Goldie has made a lot of progress, but behavior modification isn’t an insta-fix. About a month later, she’ll still slink off if anyone speaks to her with even a slightly harsh tone, or when her adopters walk straight up to her and reach to pat her head. But she bounces back quickly and enjoys training. She comes when called, too – and approaching people on cue is a big deal for a dog who used to be scared if they so much as looked at her.

To unshrink your shrinking violet, start with a degree of attention that doesn’t worry her at all, even if that means sitting in a chair and tossing treats without looking at her. Take your time working up to greater intensities, the way Bob’s clients did. Be patient and remember that you can undo your progress quickly if you push your dog too hard, so get qualified in-person help if you and your dog are stuck.

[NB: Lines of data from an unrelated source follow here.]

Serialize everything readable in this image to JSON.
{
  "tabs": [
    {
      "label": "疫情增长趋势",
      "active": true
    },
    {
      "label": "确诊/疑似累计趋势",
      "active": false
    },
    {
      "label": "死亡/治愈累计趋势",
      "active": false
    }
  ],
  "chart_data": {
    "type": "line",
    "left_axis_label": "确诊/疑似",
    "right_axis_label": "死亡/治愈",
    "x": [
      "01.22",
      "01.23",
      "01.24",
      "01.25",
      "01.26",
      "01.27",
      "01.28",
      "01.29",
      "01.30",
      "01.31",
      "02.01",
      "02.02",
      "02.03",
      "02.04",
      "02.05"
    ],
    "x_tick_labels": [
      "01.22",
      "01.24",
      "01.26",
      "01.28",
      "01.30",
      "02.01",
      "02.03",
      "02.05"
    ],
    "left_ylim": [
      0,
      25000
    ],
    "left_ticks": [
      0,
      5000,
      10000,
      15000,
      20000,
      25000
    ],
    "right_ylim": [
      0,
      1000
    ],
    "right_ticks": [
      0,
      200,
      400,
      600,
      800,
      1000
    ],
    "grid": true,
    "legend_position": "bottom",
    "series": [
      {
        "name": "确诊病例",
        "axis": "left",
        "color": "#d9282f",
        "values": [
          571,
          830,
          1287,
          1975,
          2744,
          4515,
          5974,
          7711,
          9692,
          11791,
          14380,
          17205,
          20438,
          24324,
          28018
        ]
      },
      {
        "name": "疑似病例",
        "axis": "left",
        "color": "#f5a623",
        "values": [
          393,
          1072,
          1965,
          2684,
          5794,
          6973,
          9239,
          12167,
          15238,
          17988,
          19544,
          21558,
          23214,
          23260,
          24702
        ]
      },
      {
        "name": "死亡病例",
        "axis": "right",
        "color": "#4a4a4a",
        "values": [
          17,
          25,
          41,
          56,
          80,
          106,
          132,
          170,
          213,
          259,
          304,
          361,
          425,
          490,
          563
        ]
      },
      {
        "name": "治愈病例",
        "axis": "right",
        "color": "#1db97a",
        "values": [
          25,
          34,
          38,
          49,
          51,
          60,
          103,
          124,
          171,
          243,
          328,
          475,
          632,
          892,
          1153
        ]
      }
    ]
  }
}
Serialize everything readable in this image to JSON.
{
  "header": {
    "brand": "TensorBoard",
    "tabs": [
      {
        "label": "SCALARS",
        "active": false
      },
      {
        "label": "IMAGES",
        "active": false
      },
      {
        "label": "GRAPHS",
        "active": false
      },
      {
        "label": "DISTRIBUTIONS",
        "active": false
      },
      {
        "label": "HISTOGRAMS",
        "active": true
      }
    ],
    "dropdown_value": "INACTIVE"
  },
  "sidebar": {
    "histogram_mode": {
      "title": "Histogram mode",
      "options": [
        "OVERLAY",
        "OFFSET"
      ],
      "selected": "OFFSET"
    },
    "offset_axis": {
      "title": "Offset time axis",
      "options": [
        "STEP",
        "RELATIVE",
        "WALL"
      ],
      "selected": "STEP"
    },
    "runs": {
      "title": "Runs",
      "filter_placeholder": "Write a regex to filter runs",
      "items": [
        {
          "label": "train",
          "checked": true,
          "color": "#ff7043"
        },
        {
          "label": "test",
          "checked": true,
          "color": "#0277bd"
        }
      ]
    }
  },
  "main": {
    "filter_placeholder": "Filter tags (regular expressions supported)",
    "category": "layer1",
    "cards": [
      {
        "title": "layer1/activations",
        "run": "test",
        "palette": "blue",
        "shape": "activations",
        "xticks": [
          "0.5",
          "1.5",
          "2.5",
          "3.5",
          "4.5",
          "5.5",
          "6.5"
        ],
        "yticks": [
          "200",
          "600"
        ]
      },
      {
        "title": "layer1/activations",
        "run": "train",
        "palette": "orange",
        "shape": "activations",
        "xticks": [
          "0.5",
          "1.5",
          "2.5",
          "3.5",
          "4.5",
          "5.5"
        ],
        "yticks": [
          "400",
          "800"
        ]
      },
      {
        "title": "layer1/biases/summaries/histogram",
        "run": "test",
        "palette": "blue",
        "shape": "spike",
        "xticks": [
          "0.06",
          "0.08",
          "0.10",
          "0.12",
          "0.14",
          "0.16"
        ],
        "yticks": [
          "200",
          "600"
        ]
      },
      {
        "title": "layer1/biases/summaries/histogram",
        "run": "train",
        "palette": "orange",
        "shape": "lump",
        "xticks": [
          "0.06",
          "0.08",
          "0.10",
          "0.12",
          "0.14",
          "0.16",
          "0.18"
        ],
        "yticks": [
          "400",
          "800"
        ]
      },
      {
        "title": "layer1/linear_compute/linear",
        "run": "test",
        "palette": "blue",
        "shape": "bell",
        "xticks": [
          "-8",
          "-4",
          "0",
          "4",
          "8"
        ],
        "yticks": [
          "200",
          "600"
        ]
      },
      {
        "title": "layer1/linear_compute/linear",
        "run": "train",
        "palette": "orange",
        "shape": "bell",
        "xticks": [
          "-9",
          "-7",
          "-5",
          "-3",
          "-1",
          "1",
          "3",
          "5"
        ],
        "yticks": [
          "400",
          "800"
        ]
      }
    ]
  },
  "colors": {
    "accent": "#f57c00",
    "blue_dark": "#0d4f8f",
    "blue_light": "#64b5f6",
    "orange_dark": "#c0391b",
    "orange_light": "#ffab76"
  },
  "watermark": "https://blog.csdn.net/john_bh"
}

You can follow me on Twitter, where I’m Dogalini. I’m The Dog Trainer on Facebook, and you can also write to me at dogtrainer@quickanddirtytips.com. I welcome your comments and suggestions, and though I can’t reply individually, I may use them as the basis for future articles. Thanks for reading!

About the Author

Jolanta Benal, CPDT-KA, CBCC-KA

Jolanta holds professional certifications in both training and behavior counseling and belongs to the Association of Professional Dog Trainers and the International Association of Animal Behavior Consultants. She also volunteered with Pet Help Partners, a program of the Humane Society of the United States that works to prevent pet relinquishment. Her approach is generally behaviorist (Pavlovian, Skinnerian and post-Skinnerian learning theory) with a big helping of ethology (animal behavior as observed in non-experimental settings).